Your goal | Your job is to write out each record precisely as it stands.

── Records provided

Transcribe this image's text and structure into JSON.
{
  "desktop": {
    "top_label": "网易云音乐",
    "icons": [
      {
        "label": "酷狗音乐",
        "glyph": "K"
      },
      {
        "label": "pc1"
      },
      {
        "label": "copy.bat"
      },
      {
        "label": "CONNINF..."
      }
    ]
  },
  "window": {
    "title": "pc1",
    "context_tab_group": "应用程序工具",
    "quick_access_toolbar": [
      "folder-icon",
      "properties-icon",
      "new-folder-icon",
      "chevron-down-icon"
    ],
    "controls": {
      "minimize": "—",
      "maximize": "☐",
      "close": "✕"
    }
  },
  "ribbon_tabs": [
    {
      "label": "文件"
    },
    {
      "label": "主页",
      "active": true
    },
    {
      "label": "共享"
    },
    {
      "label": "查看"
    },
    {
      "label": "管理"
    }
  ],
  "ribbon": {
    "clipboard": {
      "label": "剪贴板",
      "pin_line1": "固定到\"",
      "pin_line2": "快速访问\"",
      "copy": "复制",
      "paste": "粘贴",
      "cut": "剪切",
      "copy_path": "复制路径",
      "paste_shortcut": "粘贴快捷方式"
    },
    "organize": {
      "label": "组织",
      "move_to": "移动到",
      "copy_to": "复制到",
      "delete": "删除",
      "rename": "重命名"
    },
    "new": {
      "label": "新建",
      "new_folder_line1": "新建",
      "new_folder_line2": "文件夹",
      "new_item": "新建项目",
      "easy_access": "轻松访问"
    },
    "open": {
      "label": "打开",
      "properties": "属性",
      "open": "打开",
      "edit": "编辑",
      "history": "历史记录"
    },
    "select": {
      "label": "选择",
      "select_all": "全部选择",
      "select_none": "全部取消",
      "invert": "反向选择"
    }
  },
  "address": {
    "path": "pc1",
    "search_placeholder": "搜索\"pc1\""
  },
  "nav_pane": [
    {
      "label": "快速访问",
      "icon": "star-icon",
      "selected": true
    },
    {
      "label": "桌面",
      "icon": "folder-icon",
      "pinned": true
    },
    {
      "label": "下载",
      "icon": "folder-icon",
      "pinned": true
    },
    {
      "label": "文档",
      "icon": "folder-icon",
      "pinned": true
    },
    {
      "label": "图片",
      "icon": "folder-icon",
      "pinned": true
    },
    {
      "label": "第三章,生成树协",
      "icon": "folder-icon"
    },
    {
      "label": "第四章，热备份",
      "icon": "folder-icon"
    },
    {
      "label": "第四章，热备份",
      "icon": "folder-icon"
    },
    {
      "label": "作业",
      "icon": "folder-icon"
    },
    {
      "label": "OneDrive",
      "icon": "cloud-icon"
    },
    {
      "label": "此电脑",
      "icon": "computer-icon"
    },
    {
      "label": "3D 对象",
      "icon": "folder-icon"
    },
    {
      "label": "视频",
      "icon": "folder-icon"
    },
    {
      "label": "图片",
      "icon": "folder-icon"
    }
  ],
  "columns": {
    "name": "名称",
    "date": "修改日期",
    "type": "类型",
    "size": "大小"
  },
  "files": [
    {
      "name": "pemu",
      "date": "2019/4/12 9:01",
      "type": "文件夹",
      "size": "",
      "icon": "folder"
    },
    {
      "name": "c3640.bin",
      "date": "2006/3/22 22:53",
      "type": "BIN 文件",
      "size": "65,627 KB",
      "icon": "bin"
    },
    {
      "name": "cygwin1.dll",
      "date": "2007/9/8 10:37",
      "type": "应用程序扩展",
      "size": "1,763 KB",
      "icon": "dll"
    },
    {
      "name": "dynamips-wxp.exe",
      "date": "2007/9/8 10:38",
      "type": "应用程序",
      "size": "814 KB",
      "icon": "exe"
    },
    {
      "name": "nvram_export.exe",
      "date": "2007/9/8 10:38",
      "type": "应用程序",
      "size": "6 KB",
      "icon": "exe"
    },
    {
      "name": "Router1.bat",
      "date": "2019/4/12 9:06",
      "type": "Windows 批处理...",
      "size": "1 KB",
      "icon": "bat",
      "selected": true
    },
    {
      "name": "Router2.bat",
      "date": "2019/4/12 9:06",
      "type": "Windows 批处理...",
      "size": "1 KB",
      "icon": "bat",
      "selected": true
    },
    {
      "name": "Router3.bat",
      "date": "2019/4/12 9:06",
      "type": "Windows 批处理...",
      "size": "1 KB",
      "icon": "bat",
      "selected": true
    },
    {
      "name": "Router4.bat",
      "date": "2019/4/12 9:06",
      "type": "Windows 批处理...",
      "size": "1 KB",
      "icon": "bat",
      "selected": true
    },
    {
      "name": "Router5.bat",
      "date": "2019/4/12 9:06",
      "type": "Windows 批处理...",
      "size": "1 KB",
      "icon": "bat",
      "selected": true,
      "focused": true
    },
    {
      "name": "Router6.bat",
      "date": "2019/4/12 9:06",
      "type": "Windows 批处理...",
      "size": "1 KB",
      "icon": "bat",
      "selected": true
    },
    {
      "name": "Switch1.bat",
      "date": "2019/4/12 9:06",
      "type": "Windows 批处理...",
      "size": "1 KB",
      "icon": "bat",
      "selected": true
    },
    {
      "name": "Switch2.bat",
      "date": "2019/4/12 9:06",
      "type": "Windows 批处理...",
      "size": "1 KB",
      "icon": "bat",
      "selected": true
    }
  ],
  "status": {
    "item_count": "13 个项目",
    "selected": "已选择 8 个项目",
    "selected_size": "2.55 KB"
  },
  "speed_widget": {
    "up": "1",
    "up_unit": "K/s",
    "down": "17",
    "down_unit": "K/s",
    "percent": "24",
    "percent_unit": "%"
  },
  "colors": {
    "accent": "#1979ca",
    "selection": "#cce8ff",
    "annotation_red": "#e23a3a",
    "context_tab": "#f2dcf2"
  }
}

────

Solution for this exercise |
Transcribe this image's text and structure into JSON.
{
  "desktop": {
    "top_label": "网易云音乐",
    "icons": [
      {
        "label": "酷狗音乐",
        "glyph": "K"
      },
      {
        "label": "pc1"
      },
      {
        "label": "copy.bat"
      },
      {
        "label": "CONNINF..."
      }
    ]
  },
  "window": {
    "title": "pc1",
    "context_tab_group": "应用程序工具",
    "quick_access_toolbar": [
      "folder-icon",
      "properties-icon",
      "new-folder-icon",
      "chevron-down-icon"
    ],
    "controls": {
      "minimize": "—",
      "maximize": "☐",
      "close": "✕"
    }
  },
  "ribbon_tabs": [
    {
      "label": "文件"
    },
    {
      "label": "主页",
      "active": true
    },
    {
      "label": "共享"
    },
    {
      "label": "查看"
    },
    {
      "label": "管理"
    }
  ],
  "ribbon": {
    "clipboard": {
      "label": "剪贴板",
      "pin_line1": "固定到\"",
      "pin_line2": "快速访问\"",
      "copy": "复制",
      "paste": "粘贴",
      "cut": "剪切",
      "copy_path": "复制路径",
      "paste_shortcut": "粘贴快捷方式"
    },
    "organize": {
      "label": "组织",
      "move_to": "移动到",
      "copy_to": "复制到",
      "delete": "删除",
      "rename": "重命名"
    },
    "new": {
      "label": "新建",
      "new_folder_line1": "新建",
      "new_folder_line2": "文件夹",
      "new_item": "新建项目",
      "easy_access": "轻松访问"
    },
    "open": {
      "label": "打开",
      "properties": "属性",
      "open": "打开",
      "edit": "编辑",
      "history": "历史记录"
    },
    "select": {
      "label": "选择",
      "select_all": "全部选择",
      "select_none": "全部取消",
      "invert": "反向选择"
    }
  },
  "address": {
    "path": "pc1",
    "search_placeholder": "搜索\"pc1\""
  },
  "nav_pane": [
    {
      "label": "快速访问",
      "icon": "star-icon",
      "selected": true
    },
    {
      "label": "桌面",
      "icon": "folder-icon",
      "pinned": true
    },
    {
      "label": "下载",
      "icon": "folder-icon",
      "pinned": true
    },
    {
      "label": "文档",
      "icon": "folder-icon",
      "pinned": true
    },
    {
      "label": "图片",
      "icon": "folder-icon",
      "pinned": true
    },
    {
      "label": "第三章,生成树协",
      "icon": "folder-icon"
    },
    {
      "label": "第四章，热备份",
      "icon": "folder-icon"
    },
    {
      "label": "第四章，热备份",
      "icon": "folder-icon"
    },
    {
      "label": "作业",
      "icon": "folder-icon"
    },
    {
      "label": "OneDrive",
      "icon": "cloud-icon"
    },
    {
      "label": "此电脑",
      "icon": "computer-icon"
    },
    {
      "label": "3D 对象",
      "icon": "folder-icon"
    },
    {
      "label": "视频",
      "icon": "folder-icon"
    },
    {
      "label": "图片",
      "icon": "folder-icon"
    }
  ],
  "columns": {
    "name": "名称",
    "date": "修改日期",
    "type": "类型",
    "size": "大小"
  },
  "files": [
    {
      "name": "pemu",
      "date": "2019/4/12 9:01",
      "type": "文件夹",
      "size": "",
      "icon": "folder"
    },
    {
      "name": "c3640.bin",
      "date": "2006/3/22 22:53",
      "type": "BIN 文件",
      "size": "65,627 KB",
      "icon": "bin"
    },
    {
      "name": "cygwin1.dll",
      "date": "2007/9/8 10:37",
      "type": "应用程序扩展",
      "size": "1,763 KB",
      "icon": "dll"
    },
    {
      "name": "dynamips-wxp.exe",
      "date": "2007/9/8 10:38",
      "type": "应用程序",
      "size": "814 KB",
      "icon": "exe"
    },
    {
      "name": "nvram_export.exe",
      "date": "2007/9/8 10:38",
      "type": "应用程序",
      "size": "6 KB",
      "icon": "exe"
    },
    {
      "name": "Router1.bat",
      "date": "2019/4/12 9:06",
      "type": "Windows 批处理...",
      "size": "1 KB",
      "icon": "bat",
      "selected": true
    },
    {
      "name": "Router2.bat",
      "date": "2019/4/12 9:06",
      "type": "Windows 批处理...",
      "size": "1 KB",
      "icon": "bat",
      "selected": true
    },
    {
      "name": "Router3.bat",
      "date": "2019/4/12 9:06",
      "type": "Windows 批处理...",
      "size": "1 KB",
      "icon": "bat",
      "selected": true
    },
    {
      "name": "Router4.bat",
      "date": "2019/4/12 9:06",
      "type": "Windows 批处理...",
      "size": "1 KB",
      "icon": "bat",
      "selected": true
    },
    {
      "name": "Router5.bat",
      "date": "2019/4/12 9:06",
      "type": "Windows 批处理...",
      "size": "1 KB",
      "icon": "bat",
      "selected": true,
      "focused": true
    },
    {
      "name": "Router6.bat",
      "date": "2019/4/12 9:06",
      "type": "Windows 批处理...",
      "size": "1 KB",
      "icon": "bat",
      "selected": true
    },
    {
      "name": "Switch1.bat",
      "date": "2019/4/12 9:06",
      "type": "Windows 批处理...",
      "size": "1 KB",
      "icon": "bat",
      "selected": true
    },
    {
      "name": "Switch2.bat",
      "date": "2019/4/12 9:06",
      "type": "Windows 批处理...",
      "size": "1 KB",
      "icon": "bat",
      "selected": true
    }
  ],
  "status": {
    "item_count": "13 个项目",
    "selected": "已选择 8 个项目",
    "selected_size": "2.55 KB"
  },
  "speed_widget": {
    "up": "1",
    "up_unit": "K/s",
    "down": "17",
    "down_unit": "K/s",
    "percent": "24",
    "percent_unit": "%"
  },
  "colors": {
    "accent": "#1979ca",
    "selection": "#cce8ff",
    "annotation_red": "#e23a3a",
    "context_tab": "#f2dcf2"
  }
}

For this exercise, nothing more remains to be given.